Lectins have been shown to inhibit the release of Myxovirus and Newcastle Disease virus from infected cells.

Lectins and Malignancy

No other property of lectins has attracted as much attention as their ability to agglutinate malignant cells. This was discovered by chance at Massachusetts General Hospital by Joseph Charles Aub in 1963. Aub believed that the difference between cancer cells and normal cells lay on their surfaces; and that alterations in the properties of the cell surface enabled cancer cells to multiply when normal cells would not, detach from their primary site and spread throughout the body. At the time the idea seemed quite strange, and as Nathan Sharon, in his review article on lectins In Scientific American, put it: "bordered on lunacy".

Aub worked with several enzymes, trying to determine whether the surface of a malignant cell was different from that of a normal cell. Only in the case of one enzyme, a lipase from wheat germ, did he observe a difference. Normal cells did not seem to be affected, but malignant cells were agglutinated. When he replace the wheat germ lipase with a pancreatic lipase, however no agglutination took place. Aub also found that the enzyme activity of the wheat germ could be destroyed by heating, but the agglutination took place all the same. Aub and his colleagues then discovered that the wheat germ lipase contained as a contaminant a small protein that was responsible from the agglutinating activity.

Burger and Goldmanberg suggested that the surface of malignantly transformed cells contained a component which was not found on the surface of normal cells. It was proposed that this component is N-acetylglucosamine (NAG) or a closely related derivative since ovomucoid, a glycoprotein rich in NAGs inhibited the agglutination at very low concentrations. A higher local density of lectin binding sites have been observed in addition to an interesting phenomenon called "capping?" where lectins begin to cross link more and more surface receptors which result in more and more binding sites becoming available for cross linking. This eventual tends to cluster the binding sites to one side of the cell, producing a "cap" which can be observed by radio identification. This apparently results from a transmembrane effect involving a glycoprotein, spectrin, which aggregates upon contact with a lectin.

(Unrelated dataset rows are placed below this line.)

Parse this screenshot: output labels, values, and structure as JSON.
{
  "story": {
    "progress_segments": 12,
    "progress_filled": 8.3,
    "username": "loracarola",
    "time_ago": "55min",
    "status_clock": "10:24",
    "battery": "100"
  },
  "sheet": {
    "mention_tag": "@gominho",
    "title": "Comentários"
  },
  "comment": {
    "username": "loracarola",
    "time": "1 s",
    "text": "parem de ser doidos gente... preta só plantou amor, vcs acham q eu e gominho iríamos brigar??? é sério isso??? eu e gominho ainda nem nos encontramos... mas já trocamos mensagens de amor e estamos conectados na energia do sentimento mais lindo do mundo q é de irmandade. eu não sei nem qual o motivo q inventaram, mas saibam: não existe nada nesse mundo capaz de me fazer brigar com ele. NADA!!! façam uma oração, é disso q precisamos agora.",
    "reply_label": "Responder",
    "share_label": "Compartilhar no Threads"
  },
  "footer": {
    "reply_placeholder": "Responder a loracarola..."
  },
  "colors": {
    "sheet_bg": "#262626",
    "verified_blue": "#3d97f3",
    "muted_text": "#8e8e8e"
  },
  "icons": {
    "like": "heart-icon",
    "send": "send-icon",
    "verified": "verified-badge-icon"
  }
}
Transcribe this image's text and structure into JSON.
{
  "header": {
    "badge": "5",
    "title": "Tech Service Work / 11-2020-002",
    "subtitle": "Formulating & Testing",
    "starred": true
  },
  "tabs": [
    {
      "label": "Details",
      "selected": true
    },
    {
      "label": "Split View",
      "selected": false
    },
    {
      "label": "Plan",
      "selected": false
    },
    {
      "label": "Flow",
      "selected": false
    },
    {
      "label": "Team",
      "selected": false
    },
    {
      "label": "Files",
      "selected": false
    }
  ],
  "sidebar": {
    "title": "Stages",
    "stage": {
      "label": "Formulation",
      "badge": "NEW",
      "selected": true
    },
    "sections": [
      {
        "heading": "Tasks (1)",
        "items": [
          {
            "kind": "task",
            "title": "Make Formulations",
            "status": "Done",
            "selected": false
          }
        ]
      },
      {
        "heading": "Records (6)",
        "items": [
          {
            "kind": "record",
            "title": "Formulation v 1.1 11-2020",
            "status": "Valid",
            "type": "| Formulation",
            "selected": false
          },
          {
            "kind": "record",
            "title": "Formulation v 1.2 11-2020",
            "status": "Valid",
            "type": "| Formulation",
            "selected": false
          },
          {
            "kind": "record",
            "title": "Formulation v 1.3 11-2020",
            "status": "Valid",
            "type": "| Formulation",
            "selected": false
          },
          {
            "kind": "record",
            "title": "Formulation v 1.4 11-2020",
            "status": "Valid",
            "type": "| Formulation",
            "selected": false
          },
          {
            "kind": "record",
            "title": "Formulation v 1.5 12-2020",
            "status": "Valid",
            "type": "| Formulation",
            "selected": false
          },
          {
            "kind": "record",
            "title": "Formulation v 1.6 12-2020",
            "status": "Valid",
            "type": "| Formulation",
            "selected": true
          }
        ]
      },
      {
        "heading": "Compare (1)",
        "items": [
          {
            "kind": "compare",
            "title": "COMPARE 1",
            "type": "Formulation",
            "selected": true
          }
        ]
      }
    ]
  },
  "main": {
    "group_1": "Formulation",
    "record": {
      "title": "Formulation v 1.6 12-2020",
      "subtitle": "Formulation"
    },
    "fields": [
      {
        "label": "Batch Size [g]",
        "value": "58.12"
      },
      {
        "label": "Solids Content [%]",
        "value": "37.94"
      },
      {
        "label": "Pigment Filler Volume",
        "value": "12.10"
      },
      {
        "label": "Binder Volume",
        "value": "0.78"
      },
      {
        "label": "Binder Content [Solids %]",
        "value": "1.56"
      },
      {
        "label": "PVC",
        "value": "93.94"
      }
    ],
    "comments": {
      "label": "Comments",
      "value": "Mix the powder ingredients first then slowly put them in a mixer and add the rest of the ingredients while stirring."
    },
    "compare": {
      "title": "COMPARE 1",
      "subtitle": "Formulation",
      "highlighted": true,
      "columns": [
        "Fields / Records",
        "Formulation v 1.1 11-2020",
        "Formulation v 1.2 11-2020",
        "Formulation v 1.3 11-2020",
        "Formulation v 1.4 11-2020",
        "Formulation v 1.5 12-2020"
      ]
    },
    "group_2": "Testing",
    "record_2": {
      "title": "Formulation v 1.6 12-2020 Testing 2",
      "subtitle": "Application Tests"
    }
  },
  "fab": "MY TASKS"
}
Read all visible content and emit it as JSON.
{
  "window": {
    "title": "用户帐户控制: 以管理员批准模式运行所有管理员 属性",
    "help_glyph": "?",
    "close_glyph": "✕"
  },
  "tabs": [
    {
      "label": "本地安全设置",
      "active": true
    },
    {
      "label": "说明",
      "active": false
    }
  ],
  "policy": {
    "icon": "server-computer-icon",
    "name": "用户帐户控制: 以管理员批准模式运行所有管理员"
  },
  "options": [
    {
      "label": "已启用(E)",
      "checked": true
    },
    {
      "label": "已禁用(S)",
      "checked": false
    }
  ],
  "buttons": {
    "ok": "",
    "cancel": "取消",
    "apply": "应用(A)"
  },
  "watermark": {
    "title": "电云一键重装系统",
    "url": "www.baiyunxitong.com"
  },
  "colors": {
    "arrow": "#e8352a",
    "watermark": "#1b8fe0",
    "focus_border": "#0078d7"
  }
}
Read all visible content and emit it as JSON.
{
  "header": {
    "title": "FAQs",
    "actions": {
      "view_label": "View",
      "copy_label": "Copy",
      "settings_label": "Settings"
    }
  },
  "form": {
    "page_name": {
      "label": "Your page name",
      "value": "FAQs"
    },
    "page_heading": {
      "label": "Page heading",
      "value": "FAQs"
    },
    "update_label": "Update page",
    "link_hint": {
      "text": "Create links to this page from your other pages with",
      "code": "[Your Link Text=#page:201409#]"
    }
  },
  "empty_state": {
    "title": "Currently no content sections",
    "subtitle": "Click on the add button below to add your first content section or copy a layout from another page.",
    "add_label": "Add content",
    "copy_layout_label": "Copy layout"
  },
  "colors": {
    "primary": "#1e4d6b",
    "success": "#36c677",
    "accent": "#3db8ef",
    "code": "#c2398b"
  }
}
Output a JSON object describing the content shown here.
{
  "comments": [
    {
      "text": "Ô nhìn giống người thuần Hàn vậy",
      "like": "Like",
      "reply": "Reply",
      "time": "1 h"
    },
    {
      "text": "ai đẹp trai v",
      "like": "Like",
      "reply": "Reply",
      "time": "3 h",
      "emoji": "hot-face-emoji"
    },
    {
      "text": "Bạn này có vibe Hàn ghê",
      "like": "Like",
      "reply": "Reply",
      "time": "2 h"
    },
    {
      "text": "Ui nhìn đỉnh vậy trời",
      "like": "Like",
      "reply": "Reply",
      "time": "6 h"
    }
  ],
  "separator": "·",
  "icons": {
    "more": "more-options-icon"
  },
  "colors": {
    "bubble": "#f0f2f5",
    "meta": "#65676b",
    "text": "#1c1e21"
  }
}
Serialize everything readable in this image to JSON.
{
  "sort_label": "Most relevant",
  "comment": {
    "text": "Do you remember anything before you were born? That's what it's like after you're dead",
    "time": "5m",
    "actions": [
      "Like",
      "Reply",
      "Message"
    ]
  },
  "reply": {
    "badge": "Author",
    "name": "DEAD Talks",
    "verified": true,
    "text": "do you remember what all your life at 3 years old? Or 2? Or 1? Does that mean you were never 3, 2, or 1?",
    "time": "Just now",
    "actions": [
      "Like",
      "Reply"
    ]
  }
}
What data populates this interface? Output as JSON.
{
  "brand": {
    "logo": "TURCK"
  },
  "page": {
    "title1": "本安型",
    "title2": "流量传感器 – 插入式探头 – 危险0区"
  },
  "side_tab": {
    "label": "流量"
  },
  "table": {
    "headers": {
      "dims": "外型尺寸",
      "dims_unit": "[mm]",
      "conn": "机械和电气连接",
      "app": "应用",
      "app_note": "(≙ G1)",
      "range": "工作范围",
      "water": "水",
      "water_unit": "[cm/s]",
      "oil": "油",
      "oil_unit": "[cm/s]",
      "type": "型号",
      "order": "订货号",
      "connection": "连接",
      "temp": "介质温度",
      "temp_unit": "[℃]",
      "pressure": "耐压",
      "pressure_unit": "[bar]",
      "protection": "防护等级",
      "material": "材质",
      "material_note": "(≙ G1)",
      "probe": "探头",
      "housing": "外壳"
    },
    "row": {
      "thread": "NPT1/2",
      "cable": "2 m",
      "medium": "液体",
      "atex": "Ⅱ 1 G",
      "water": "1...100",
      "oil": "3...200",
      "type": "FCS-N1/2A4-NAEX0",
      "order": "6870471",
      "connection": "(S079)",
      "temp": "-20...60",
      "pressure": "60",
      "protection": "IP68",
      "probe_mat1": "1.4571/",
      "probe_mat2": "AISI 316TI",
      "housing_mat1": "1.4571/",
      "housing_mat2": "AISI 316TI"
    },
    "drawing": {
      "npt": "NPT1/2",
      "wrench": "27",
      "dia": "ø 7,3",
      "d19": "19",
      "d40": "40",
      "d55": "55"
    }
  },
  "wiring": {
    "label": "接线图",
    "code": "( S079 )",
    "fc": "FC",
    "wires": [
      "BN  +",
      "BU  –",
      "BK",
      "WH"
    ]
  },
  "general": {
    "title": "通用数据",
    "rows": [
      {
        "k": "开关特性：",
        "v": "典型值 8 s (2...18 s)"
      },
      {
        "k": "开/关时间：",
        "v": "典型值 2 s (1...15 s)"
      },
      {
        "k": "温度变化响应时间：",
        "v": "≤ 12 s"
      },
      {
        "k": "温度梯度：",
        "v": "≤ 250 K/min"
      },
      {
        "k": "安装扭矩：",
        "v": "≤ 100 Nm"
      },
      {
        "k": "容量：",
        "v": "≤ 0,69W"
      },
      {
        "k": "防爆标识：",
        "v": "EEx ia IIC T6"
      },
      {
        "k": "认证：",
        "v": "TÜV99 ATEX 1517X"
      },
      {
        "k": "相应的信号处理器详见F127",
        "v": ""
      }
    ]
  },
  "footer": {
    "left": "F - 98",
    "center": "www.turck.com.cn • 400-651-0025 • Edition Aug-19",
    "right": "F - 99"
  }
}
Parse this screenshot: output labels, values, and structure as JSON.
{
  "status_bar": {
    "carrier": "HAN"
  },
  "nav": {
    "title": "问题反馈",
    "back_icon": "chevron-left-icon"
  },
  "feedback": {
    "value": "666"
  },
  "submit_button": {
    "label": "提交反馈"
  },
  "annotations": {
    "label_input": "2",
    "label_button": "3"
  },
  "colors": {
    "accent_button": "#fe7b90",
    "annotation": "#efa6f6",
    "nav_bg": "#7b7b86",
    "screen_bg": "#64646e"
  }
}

This discovery began a now era in lectin research. Soon it was found that Concanavallin-A also agglutinated malignant cells. Recently the Weizmann Institute of Science in Israel found that soybean agglutinin also possesses the same property. As a rule malignant cells are agglutinated by very low concentrations of a particular lectin and normal cells are not agglutinated unless the concentration is many times higher. The higher proportion of malignant cells agglutinated probably results from the sizeable increase in surface receptors on the malignant cells, which probably results from their incredibly high reproduction rate.

Peanut Agglutinin has been shown to inhibit the growth of several breast cancer cell lines, In addition to allowing for the destruction of breast cancer cell In harvested bone marrow with a highly effective and selective (3 or 4 log depending on the cell type) action.

Tags: [[tag:ABO Blood Group]] [[tag:Polymorphism]] [[tag:Antigens]] [[tag:Antibody]] [[tag:Lectins]] [[tag:Glycoproteins]]